*** EXTRACTED RECORDS Section Begins ***

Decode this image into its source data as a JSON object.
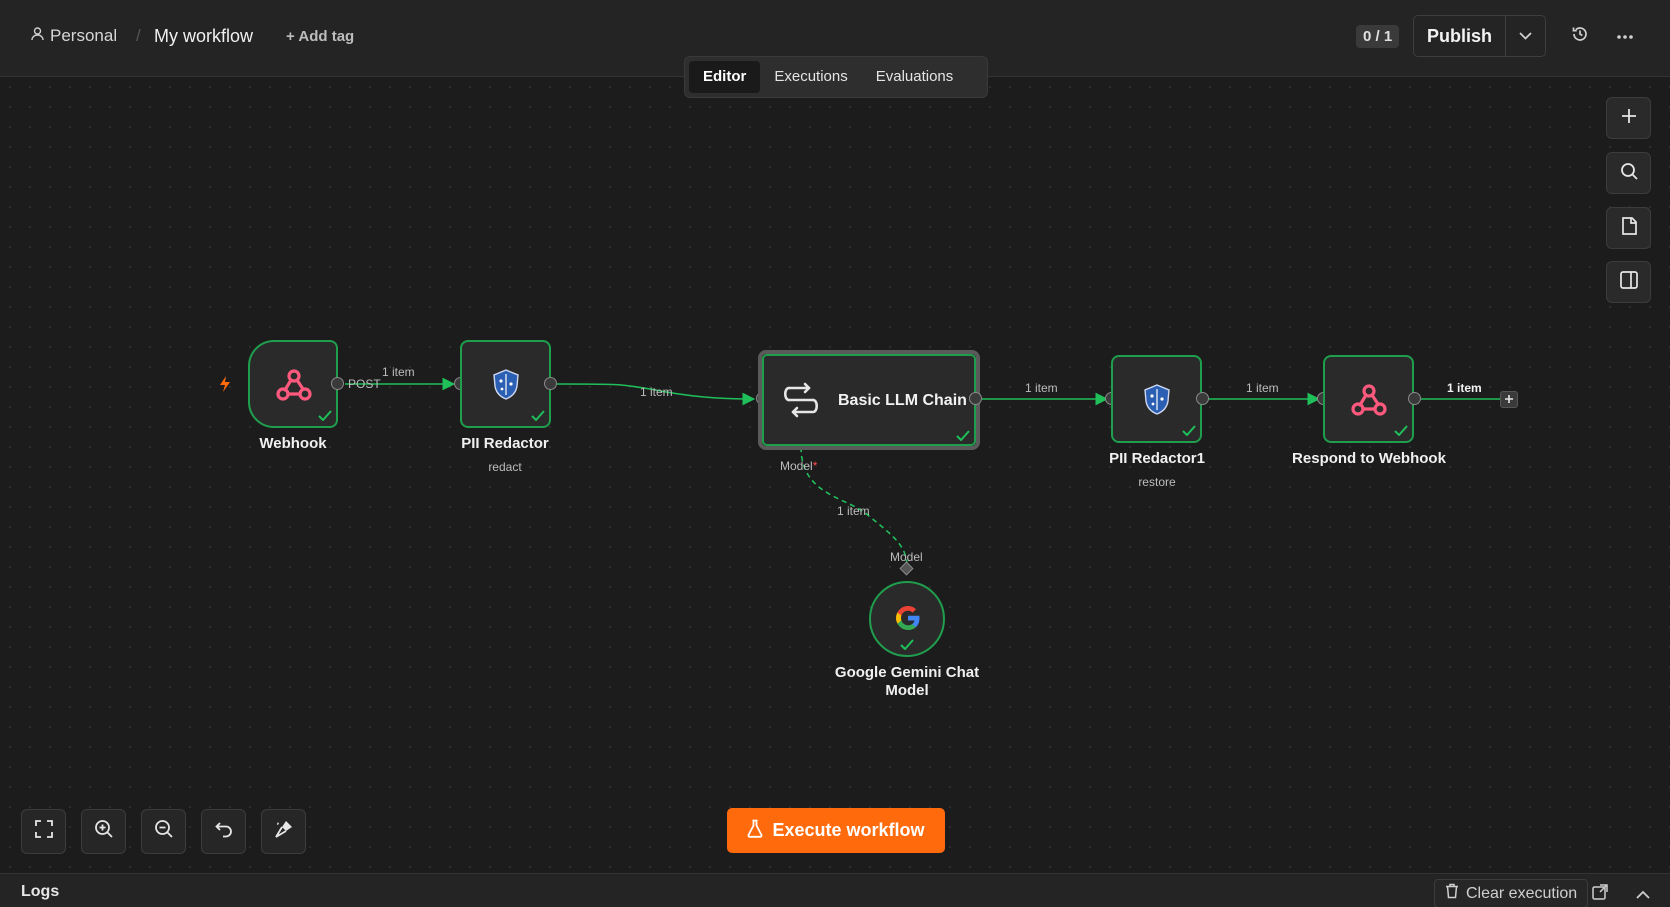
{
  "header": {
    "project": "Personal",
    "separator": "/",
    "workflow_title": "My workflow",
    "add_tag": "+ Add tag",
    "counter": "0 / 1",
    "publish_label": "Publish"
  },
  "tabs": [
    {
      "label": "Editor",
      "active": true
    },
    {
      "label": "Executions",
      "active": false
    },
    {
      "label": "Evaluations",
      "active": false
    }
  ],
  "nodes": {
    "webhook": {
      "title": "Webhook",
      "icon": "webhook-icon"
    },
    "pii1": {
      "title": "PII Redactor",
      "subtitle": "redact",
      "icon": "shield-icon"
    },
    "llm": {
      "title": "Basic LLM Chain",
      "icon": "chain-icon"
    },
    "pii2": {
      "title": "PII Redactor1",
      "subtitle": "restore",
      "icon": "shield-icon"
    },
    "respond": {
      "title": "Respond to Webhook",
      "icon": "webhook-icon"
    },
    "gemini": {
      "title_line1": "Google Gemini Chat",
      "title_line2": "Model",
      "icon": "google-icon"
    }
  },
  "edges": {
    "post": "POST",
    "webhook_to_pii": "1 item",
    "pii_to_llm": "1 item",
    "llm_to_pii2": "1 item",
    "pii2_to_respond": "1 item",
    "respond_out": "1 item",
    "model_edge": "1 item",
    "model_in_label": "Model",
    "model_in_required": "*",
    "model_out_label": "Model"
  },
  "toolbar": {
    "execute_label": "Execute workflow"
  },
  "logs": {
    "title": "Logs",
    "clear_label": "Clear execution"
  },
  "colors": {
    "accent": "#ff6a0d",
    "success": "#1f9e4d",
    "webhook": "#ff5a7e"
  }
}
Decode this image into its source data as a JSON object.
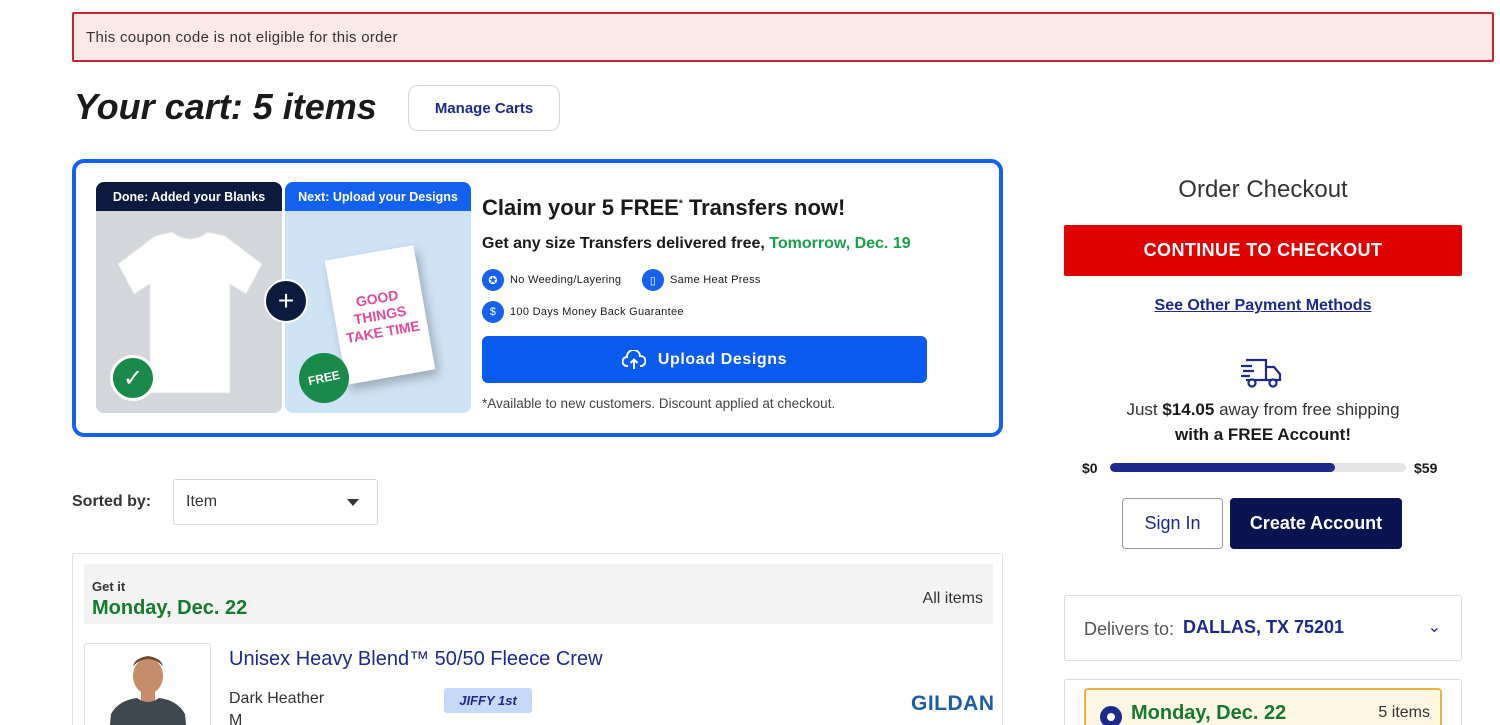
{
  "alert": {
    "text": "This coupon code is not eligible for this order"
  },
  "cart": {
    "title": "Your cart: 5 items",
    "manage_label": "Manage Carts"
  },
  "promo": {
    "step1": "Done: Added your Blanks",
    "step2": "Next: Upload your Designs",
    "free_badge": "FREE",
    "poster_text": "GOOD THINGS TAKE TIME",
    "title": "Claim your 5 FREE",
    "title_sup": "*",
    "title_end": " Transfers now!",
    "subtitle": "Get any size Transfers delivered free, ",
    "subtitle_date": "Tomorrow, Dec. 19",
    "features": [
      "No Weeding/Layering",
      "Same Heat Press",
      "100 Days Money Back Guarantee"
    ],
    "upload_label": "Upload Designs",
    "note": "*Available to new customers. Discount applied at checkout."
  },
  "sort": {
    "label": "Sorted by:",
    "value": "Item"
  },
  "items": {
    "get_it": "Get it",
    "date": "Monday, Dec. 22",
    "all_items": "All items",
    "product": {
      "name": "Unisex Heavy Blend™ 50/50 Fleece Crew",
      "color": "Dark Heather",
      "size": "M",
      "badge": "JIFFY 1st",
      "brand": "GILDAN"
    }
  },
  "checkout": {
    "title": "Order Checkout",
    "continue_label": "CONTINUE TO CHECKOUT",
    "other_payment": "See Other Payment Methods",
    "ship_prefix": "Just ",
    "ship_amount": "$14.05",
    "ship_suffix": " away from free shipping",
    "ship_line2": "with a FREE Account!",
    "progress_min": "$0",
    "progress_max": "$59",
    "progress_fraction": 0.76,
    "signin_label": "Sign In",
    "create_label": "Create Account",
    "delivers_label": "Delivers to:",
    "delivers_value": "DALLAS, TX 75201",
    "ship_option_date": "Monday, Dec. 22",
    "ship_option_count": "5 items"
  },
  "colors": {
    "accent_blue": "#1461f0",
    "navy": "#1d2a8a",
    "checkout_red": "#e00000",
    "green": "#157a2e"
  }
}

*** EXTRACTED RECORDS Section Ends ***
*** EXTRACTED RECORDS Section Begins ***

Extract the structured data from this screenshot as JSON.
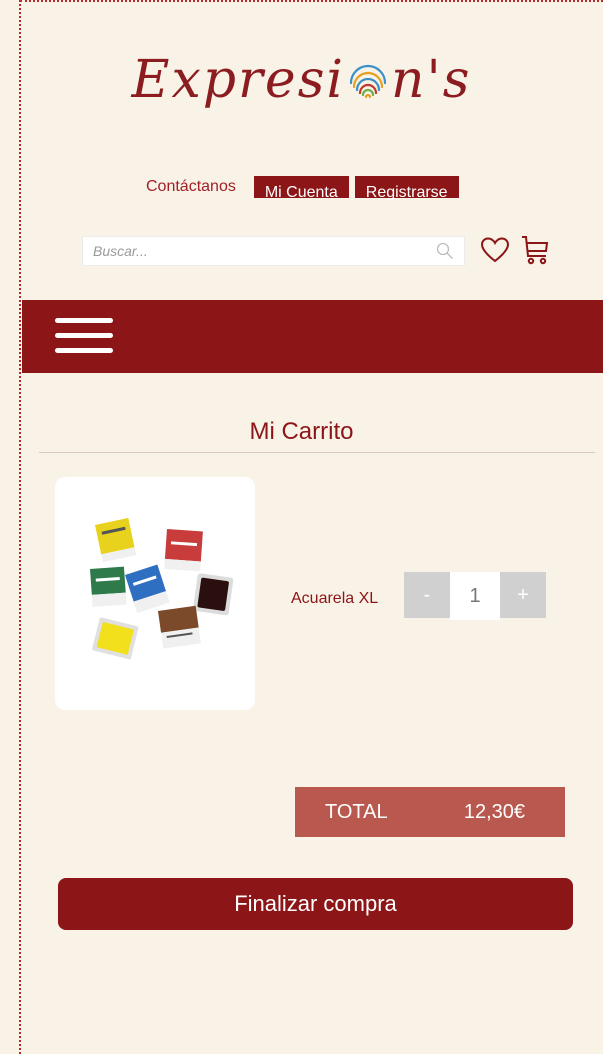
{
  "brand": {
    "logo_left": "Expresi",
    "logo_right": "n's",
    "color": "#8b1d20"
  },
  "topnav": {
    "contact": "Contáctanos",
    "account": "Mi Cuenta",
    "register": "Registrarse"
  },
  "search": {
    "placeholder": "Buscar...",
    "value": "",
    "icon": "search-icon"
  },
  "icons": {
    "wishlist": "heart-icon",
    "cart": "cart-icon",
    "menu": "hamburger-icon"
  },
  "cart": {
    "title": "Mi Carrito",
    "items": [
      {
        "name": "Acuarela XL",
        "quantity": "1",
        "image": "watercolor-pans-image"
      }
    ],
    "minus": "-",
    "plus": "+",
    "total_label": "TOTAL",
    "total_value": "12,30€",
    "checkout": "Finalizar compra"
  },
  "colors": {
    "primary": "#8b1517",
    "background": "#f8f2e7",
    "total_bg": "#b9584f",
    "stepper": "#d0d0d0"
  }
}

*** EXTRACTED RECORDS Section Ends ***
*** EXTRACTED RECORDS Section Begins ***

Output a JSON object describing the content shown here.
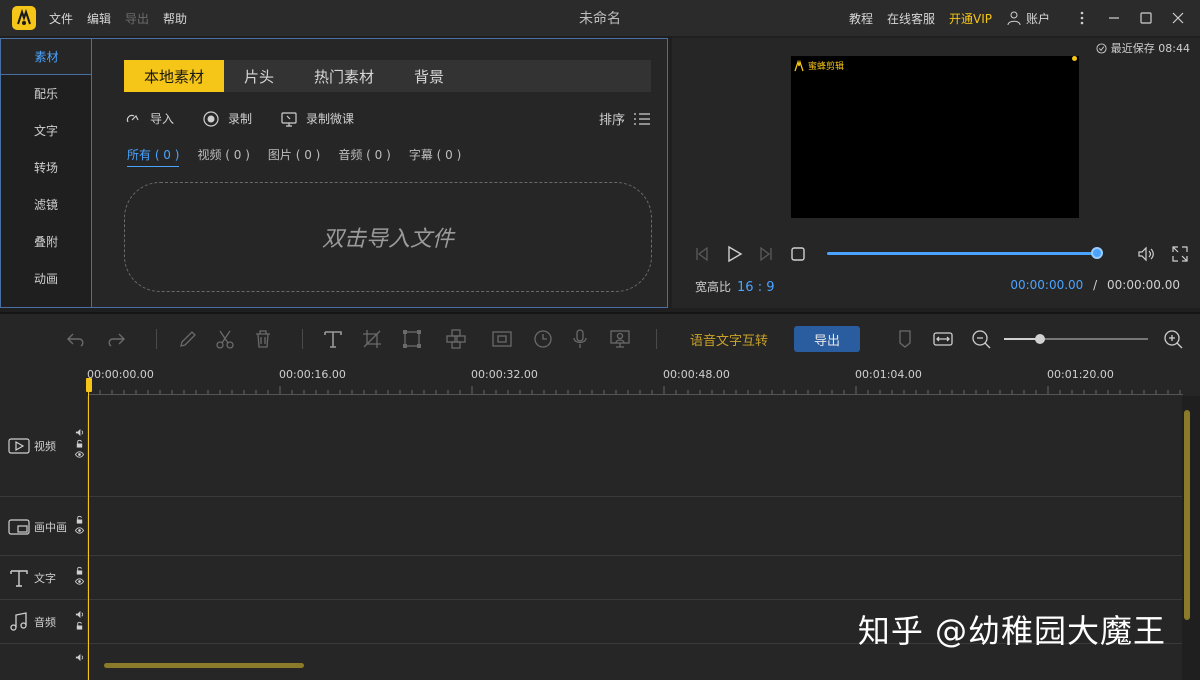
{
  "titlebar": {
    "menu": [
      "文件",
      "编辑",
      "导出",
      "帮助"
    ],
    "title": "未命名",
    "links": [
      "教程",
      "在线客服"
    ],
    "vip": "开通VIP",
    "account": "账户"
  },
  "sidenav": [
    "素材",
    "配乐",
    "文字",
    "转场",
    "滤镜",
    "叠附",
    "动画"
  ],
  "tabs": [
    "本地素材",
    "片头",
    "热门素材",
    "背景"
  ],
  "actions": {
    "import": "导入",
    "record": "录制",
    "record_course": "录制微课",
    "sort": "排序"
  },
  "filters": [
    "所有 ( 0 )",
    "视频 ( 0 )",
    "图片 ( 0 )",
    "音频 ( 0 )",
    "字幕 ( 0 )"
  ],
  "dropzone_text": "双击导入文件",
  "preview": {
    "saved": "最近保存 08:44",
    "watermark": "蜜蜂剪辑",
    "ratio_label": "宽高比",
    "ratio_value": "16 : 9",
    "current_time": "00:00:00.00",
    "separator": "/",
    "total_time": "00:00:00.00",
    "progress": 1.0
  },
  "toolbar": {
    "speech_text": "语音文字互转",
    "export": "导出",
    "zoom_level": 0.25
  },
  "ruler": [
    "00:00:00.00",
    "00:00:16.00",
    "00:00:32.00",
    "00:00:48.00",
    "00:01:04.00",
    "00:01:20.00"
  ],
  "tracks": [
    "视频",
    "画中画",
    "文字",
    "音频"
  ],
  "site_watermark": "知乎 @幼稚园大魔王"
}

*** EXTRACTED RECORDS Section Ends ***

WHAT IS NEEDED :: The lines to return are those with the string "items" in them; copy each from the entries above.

ANSWER SECTION ::
    "title": "Your cart: 5 items",
  "items": {
    "all_items": "All items",
    "ship_option_count": "5 items"
    "items": [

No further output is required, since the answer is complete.